Science fiction meets real science! “Tractor beams” – fascinating invisible beams that can push and pull objects, leave science fiction domain. The idea of “tractor beam” employed in science fiction films and books to haul spaceships and capture floating capsules gains scientific focus.

It’s not just science fiction writers who are interested in this technological phenomenon. Haifeng Wang and co-workers at the A*STAR Information Storage Institute producing long term generation technologies, have now demonstrated how a tractor beam can in reality be recognized on a little scale.

These rays of light are frequently shown pulling objects towards an observer, seemingly violating the laws of physics, and of course, this kind of beams have but to be realised in the actual world.

Haifeng Wang at the A*STAR Information Storage Institute and co-employees have now demonstrated how a tractor beam can in fact be realized on a tiny scale.

“Our work demonstrates a tractor beam primarily based only on a single laser to pull or push an object of interest toward the light source,” says Wang.

Based on pioneering work by Albert Einstein and Max Planck a lot more than a hundred years ago, it is acknowledged that light carries momentum that pushes objects away.
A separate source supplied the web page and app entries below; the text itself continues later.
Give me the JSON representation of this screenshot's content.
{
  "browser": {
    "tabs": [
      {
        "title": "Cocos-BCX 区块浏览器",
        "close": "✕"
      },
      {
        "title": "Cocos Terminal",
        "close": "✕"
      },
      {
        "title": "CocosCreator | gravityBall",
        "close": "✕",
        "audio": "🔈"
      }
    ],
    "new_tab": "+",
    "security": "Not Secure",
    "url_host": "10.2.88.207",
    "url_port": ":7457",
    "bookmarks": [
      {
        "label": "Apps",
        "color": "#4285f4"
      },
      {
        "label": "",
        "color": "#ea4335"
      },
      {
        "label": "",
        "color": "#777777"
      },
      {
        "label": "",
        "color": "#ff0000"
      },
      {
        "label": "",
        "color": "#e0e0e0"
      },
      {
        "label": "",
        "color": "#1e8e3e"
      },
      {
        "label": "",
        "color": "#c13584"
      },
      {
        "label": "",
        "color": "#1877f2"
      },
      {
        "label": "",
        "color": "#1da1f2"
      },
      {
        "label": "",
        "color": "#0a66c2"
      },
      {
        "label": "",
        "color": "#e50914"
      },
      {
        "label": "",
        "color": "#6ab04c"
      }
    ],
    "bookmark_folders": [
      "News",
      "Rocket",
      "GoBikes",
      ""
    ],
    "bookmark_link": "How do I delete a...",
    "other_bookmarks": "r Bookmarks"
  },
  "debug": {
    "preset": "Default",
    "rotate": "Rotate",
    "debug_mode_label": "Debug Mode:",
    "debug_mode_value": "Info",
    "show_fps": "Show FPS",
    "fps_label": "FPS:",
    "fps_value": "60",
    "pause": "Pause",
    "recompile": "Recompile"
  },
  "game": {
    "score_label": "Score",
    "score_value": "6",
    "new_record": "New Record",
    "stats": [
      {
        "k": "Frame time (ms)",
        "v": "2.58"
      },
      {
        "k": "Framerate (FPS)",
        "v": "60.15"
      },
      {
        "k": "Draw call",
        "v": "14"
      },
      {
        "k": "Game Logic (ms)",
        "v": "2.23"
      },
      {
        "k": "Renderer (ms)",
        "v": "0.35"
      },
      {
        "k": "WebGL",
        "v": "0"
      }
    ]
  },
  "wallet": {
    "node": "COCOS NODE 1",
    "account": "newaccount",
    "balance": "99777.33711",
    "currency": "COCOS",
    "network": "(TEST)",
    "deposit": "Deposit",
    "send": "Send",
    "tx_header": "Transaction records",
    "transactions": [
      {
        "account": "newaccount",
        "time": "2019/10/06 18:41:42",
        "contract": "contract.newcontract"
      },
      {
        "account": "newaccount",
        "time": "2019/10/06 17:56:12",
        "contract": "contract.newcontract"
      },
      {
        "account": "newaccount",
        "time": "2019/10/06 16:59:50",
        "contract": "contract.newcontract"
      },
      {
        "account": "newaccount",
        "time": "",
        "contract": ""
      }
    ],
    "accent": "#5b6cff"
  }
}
In addition, the intensity that varies across a laser beam can be used to push objects sideways, and for example can be used to move cells in biotechnology applications.
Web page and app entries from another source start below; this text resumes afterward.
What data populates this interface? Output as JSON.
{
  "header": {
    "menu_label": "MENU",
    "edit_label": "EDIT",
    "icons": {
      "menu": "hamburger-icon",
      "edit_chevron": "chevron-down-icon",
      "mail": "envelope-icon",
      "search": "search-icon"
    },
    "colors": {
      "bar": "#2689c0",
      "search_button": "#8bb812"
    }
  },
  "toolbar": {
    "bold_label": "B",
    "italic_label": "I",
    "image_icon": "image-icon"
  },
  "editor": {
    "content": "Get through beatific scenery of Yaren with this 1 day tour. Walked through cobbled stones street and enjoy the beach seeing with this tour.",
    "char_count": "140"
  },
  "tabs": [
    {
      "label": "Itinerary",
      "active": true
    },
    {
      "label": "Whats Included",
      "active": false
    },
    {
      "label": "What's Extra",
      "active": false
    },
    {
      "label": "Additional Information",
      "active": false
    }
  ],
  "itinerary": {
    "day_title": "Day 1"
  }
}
Pulling an object in the direction of an observer, nevertheless, has so far verified to be elusive. In 2011, researchers theoretically demonstrated a mechanism in which light movement can be controlled utilizing two opposing light beams — though technically, this differs from the concept behind a tractor beam.

Wang and co-workers have now studied the properties of lasers with a distinct kind of distribution of light intensity across the beam, or so-referred to as Bessel beams. Generally, if a laser beam hits a tiny particle in its path, the light is scattered backwards, which in turn pushes the particle forward.
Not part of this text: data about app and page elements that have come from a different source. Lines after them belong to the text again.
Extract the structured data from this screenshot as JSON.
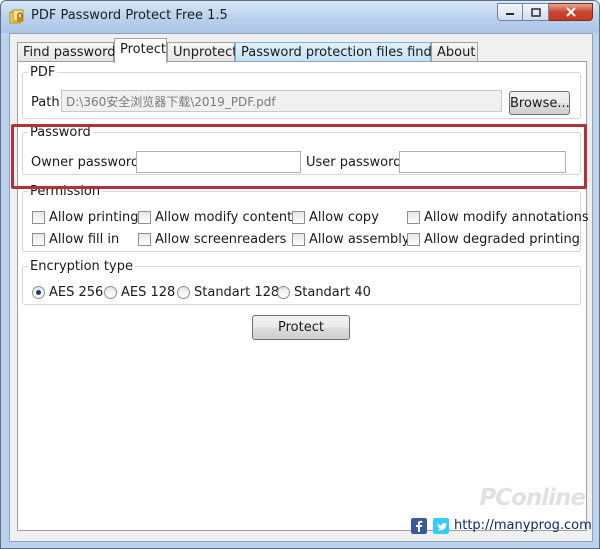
{
  "window": {
    "title": "PDF Password Protect Free 1.5"
  },
  "tabs": [
    {
      "label": "Find password"
    },
    {
      "label": "Protect"
    },
    {
      "label": "Unprotect"
    },
    {
      "label": "Password protection files finder"
    },
    {
      "label": "About"
    }
  ],
  "pdf_group": {
    "legend": "PDF",
    "path_label": "Path",
    "path_value": "D:\\360安全浏览器下载\\2019_PDF.pdf",
    "browse_label": "Browse..."
  },
  "password_group": {
    "legend": "Password",
    "owner_label": "Owner password",
    "owner_value": "",
    "user_label": "User password",
    "user_value": ""
  },
  "permission_group": {
    "legend": "Permission",
    "items": [
      {
        "label": "Allow printing"
      },
      {
        "label": "Allow modify contents"
      },
      {
        "label": "Allow copy"
      },
      {
        "label": "Allow modify annotations"
      },
      {
        "label": "Allow fill in"
      },
      {
        "label": "Allow screenreaders"
      },
      {
        "label": "Allow assembly"
      },
      {
        "label": "Allow degraded printing"
      }
    ]
  },
  "encryption_group": {
    "legend": "Encryption type",
    "options": [
      {
        "label": "AES 256",
        "selected": true
      },
      {
        "label": "AES 128",
        "selected": false
      },
      {
        "label": "Standart 128",
        "selected": false
      },
      {
        "label": "Standart 40",
        "selected": false
      }
    ]
  },
  "protect_button": "Protect",
  "footer": {
    "link": "http://manyprog.com",
    "watermark": "PConline"
  },
  "colors": {
    "highlight_border": "#b3323a",
    "facebook": "#3b5998",
    "twitter": "#33ccff"
  }
}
What Wang and co-workers have now shown theoretically for Bessel beams is that for particles that are sufficiently modest, the light scatters off the particle in a forward path, which means that the particle itself is pulled backwards towards the observer.

In other words, the behaviour of the particle is the direct opposite of the typical scenario. The dimension of the tractor beam force depends on parameters such as the electrical and magnetic properties of the particles.

Even though the forces are not really significant, such tractor beams do have real applications, says Wang.

“These beams are not very likely to pull a human or a auto, as this would demand a massive laser intensity that could damage the object,” says Wang. “However, they could manipulate biological cells due to the fact the force required for these doesn’t have to be large.”

This kind of applications are the driving force for long term experimental demonstrations of this kind of pulling effects.

The engineering could, for example, be used to gauge the tensile power of cells, which would be helpful to investigate regardless of whether cells have been infected. “For instance, the malaria-infected blood cell is much more rigid, and this technologies would be an easy-to-use device to measure this,” adds Wang.

“How can we help someone so powerful they can create water out of thin air?” an astonished Jabin yells in Star Trek’s Caretaker. If you are a Star Trek fan you will remember how the Kazons try to aquire technology that can create water our of thin air. This technology is no longer in the realms of science fiction. Today we can really create water out of thin air!


Sources and more information:

• Pull me in – a tractor beam in Singapore

Who hasn’t wanted a tractor beam at one time or another? The notion that beaming a ray of light at something would allow you to bring it closer is very appealing. And, if you’re willing to settle for a particle, you could have a tractor beam in the near future according to scientists in Singapore. From the May 23, 2012 news item on…